= RECORDS SHOWN =

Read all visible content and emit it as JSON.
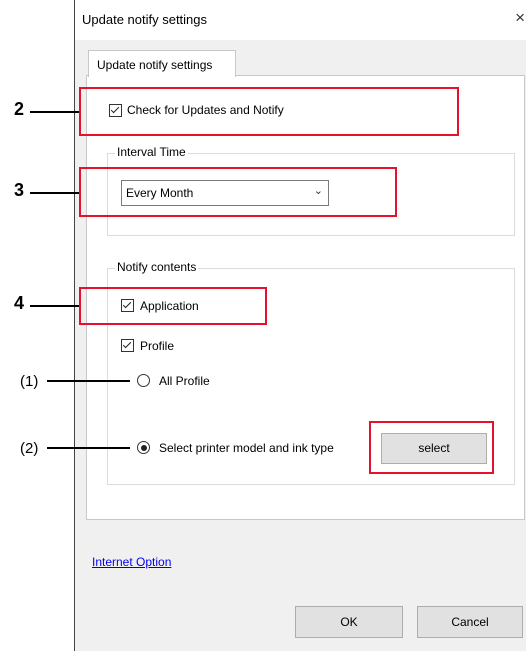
{
  "window": {
    "title": "Update notify settings",
    "close_icon": "×"
  },
  "tab": {
    "label": "Update notify settings"
  },
  "check_updates": {
    "label": "Check for Updates and Notify",
    "checked": true
  },
  "interval": {
    "group_label": "Interval Time",
    "selected": "Every Month"
  },
  "notify": {
    "group_label": "Notify contents",
    "application_label": "Application",
    "profile_label": "Profile",
    "all_profile_label": "All Profile",
    "select_printer_label": "Select printer model and ink type",
    "select_button": "select"
  },
  "link": {
    "internet_option": "Internet Option"
  },
  "footer": {
    "ok": "OK",
    "cancel": "Cancel"
  },
  "callouts": {
    "c2": "2",
    "c3": "3",
    "c4": "4",
    "c1p": "(1)",
    "c2p": "(2)"
  },
  "colors": {
    "highlight": "#e8112d",
    "window_bg": "#f0f0f0",
    "link": "#0000ee"
  }
}
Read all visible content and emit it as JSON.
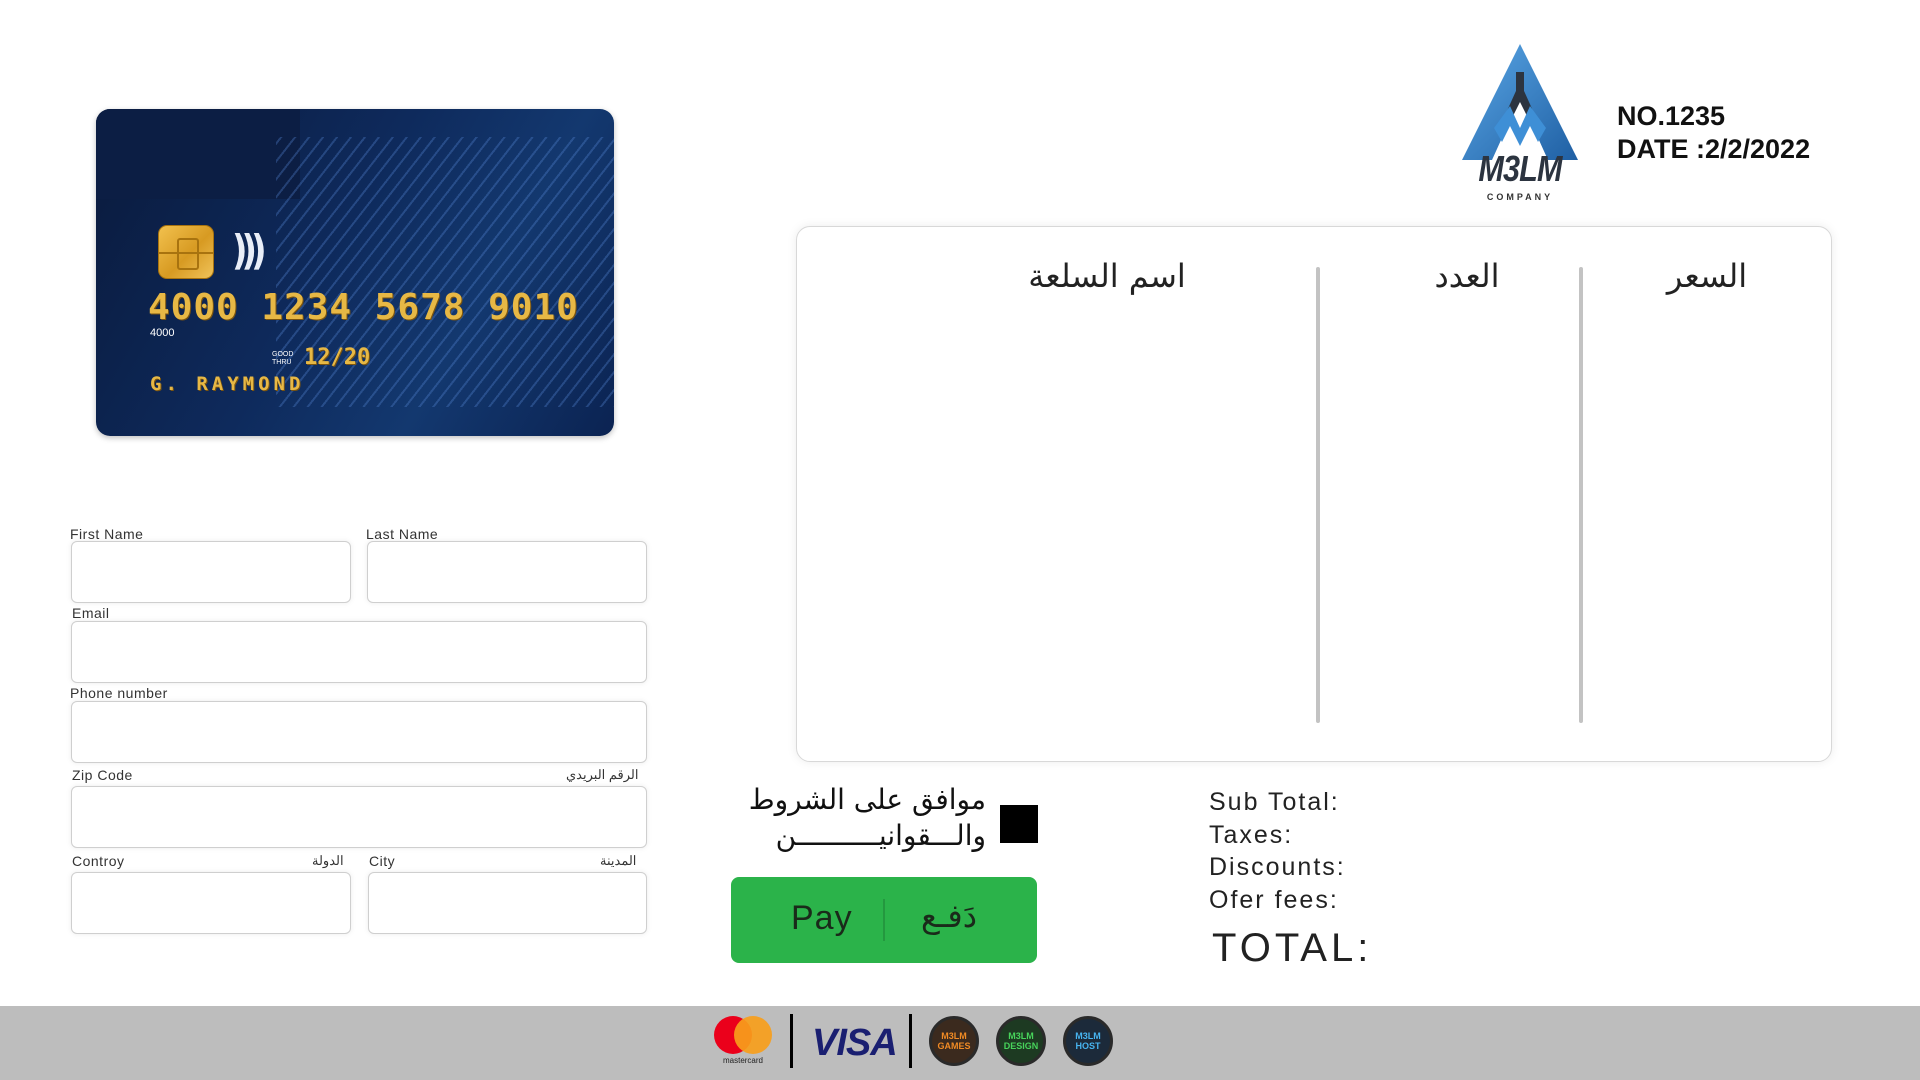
{
  "card": {
    "number": "4000 1234 5678 9010",
    "number_small": "4000",
    "good_thru": "GOOD\nTHRU",
    "expiry": "12/20",
    "holder": "G. RAYMOND",
    "contactless_icon": "contactless-icon",
    "colors": {
      "background": "#0e2a5c",
      "gold": "#e7b845"
    }
  },
  "form": {
    "first_name_label": "First Name",
    "last_name_label": "Last Name",
    "email_label": "Email",
    "phone_label": "Phone number",
    "zip_label": "Zip Code",
    "zip_label_ar": "الرقم البريدي",
    "country_label": "Controy",
    "country_label_ar": "الدولة",
    "city_label": "City",
    "city_label_ar": "المدينة",
    "first_name_value": "",
    "last_name_value": "",
    "email_value": "",
    "phone_value": "",
    "zip_value": "",
    "country_value": "",
    "city_value": ""
  },
  "invoice": {
    "number": "NO.1235",
    "date": "DATE :2/2/2022"
  },
  "logo": {
    "word": "M3LM",
    "company": "COMPANY",
    "colors": {
      "blue": "#3e8fd6",
      "dark": "#2c3440"
    }
  },
  "items_table": {
    "col_item_name": "اسم السلعة",
    "col_quantity": "العدد",
    "col_price": "السعر",
    "rows": []
  },
  "terms": {
    "text": "موافق على الشروط\nوالـــقوانيــــــــــن",
    "checked": true
  },
  "pay_button": {
    "label_en": "Pay",
    "label_ar": "دَفـع",
    "color": "#2bb34a"
  },
  "totals": {
    "sub_total": "Sub Total:",
    "taxes": "Taxes:",
    "discounts": "Discounts:",
    "offer_fees": "Ofer fees:",
    "total": "TOTAL:"
  },
  "footer": {
    "mastercard_text": "mastercard",
    "visa_text": "VISA",
    "badge_games": "M3LM\nGAMES",
    "badge_design": "M3LM\nDESIGN",
    "badge_host": "M3LM\nHOST",
    "colors": {
      "background": "#bdbdbd",
      "visa": "#1a1f71"
    }
  }
}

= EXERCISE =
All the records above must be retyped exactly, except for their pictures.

= ANSWER TO THIS TASK =
Read all visible content and emit it as JSON.
{
  "window": {
    "title": "Update notify settings",
    "close_icon": "×"
  },
  "tab": {
    "label": "Update notify settings"
  },
  "check_updates": {
    "label": "Check for Updates and Notify",
    "checked": true
  },
  "interval": {
    "group_label": "Interval Time",
    "selected": "Every Month"
  },
  "notify": {
    "group_label": "Notify contents",
    "application_label": "Application",
    "profile_label": "Profile",
    "all_profile_label": "All Profile",
    "select_printer_label": "Select printer model and ink type",
    "select_button": "select"
  },
  "link": {
    "internet_option": "Internet Option"
  },
  "footer": {
    "ok": "OK",
    "cancel": "Cancel"
  },
  "callouts": {
    "c2": "2",
    "c3": "3",
    "c4": "4",
    "c1p": "(1)",
    "c2p": "(2)"
  },
  "colors": {
    "highlight": "#e8112d",
    "window_bg": "#f0f0f0",
    "link": "#0000ee"
  }
}
Read all visible content and emit it as JSON.
{
  "card": {
    "number": "4000 1234 5678 9010",
    "number_small": "4000",
    "good_thru": "GOOD\nTHRU",
    "expiry": "12/20",
    "holder": "G. RAYMOND",
    "contactless_icon": "contactless-icon",
    "colors": {
      "background": "#0e2a5c",
      "gold": "#e7b845"
    }
  },
  "form": {
    "first_name_label": "First Name",
    "last_name_label": "Last Name",
    "email_label": "Email",
    "phone_label": "Phone number",
    "zip_label": "Zip Code",
    "zip_label_ar": "الرقم البريدي",
    "country_label": "Controy",
    "country_label_ar": "الدولة",
    "city_label": "City",
    "city_label_ar": "المدينة",
    "first_name_value": "",
    "last_name_value": "",
    "email_value": "",
    "phone_value": "",
    "zip_value": "",
    "country_value": "",
    "city_value": ""
  },
  "invoice": {
    "number": "NO.1235",
    "date": "DATE :2/2/2022"
  },
  "logo": {
    "word": "M3LM",
    "company": "COMPANY",
    "colors": {
      "blue": "#3e8fd6",
      "dark": "#2c3440"
    }
  },
  "items_table": {
    "col_item_name": "اسم السلعة",
    "col_quantity": "العدد",
    "col_price": "السعر",
    "rows": []
  },
  "terms": {
    "text": "موافق على الشروط\nوالـــقوانيــــــــــن",
    "checked": true
  },
  "pay_button": {
    "label_en": "Pay",
    "label_ar": "دَفـع",
    "color": "#2bb34a"
  },
  "totals": {
    "sub_total": "Sub Total:",
    "taxes": "Taxes:",
    "discounts": "Discounts:",
    "offer_fees": "Ofer fees:",
    "total": "TOTAL:"
  },
  "footer": {
    "mastercard_text": "mastercard",
    "visa_text": "VISA",
    "badge_games": "M3LM\nGAMES",
    "badge_design": "M3LM\nDESIGN",
    "badge_host": "M3LM\nHOST",
    "colors": {
      "background": "#bdbdbd",
      "visa": "#1a1f71"
    }
  }
}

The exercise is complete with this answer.